Graduate School and Research Center in Digital Sciences
 

Mobility Modeling

[MobMod]
T Technical Teaching


Abstract

(Course for Post Master and International Master students only).

The module teaches the state-of-the art of the modeling techniques for vehicular mobility. The objectives are first to describe the challenges of close-to-reality random models for vehicular mobility, then to introduce the concepts of vehicular traffic flow models and Origin-Destination (O-D) Matrices for trip and path planning.
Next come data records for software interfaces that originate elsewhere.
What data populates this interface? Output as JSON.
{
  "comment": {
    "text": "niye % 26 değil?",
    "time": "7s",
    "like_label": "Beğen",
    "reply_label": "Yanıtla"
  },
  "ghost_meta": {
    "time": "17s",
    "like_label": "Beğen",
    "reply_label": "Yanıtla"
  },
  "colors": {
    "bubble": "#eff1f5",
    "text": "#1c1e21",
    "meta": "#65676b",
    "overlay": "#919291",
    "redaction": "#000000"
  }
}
Finally, it trains on best practices to apply these concepts for realistic vehicular traffic modeling on vehicular traffic simulators.

Teaching and Learning Methods : Lectures and Lab sessions (group of 2 students)

Course Policies : Attendance to Lab session is mandatory.

Bibliography

  • Jérôme Härri, Vehicular Mobility Modeling for VANET, VANET Vehicular Applications and Inter-Networking Technologies, Hannes Hartenstein (Editor), Kenneth Laberteaux (Editor), ISBN: 978-0-470-74056-9, Chapter 5, pp. 107-156, January 2010.
  • Sandesh Uppoor, Marco Fiore, Jérôme Härri, Synthetic mobility traces for vehicular networking, in Book chapter N.6 in "Vehicular Networks: Models and Algorithms"; Beylot, André-Luc and Labiod, Houda (Eds), Wiley, ISBN: 978848214897, 2013.

Requirements

  • Basic Calculus Knowledge

Description

Random Mobility Modeling

  • Random Waypoint
  • Steady-State Distribution & Palm Theory

Vehicular Flow Modeling

  • Micro-, Meso-, Macro- Modeling
  • Fundamental Flow Diagrams

Vehicular Traffic Modeling

  • Trip & Path Planning
  • O-D matrices

Advanced Topics:

  • Analysis of Mobility Patterns & Impact on Communications
  • Behavioral Mobility Models
  • Pedestrian, Motorcycles, non-physical models…

Learning outcome:  

  • To be able to analyze the basic properties of random mobility
  • To be able to understand vehicular traffic flow modeling & vehicular trip planning
  • To be able to apply these concepts for realistic scenario design and analysis on traffic simulators

Nb hours : 21.00,  3 Lab sessions (9 hours)

Nb hours per week: 3.00

Grading Policy : Lab reports (50%), Final Exam (50%)

Nb hours: 21.00
Nb hours per week: 3.00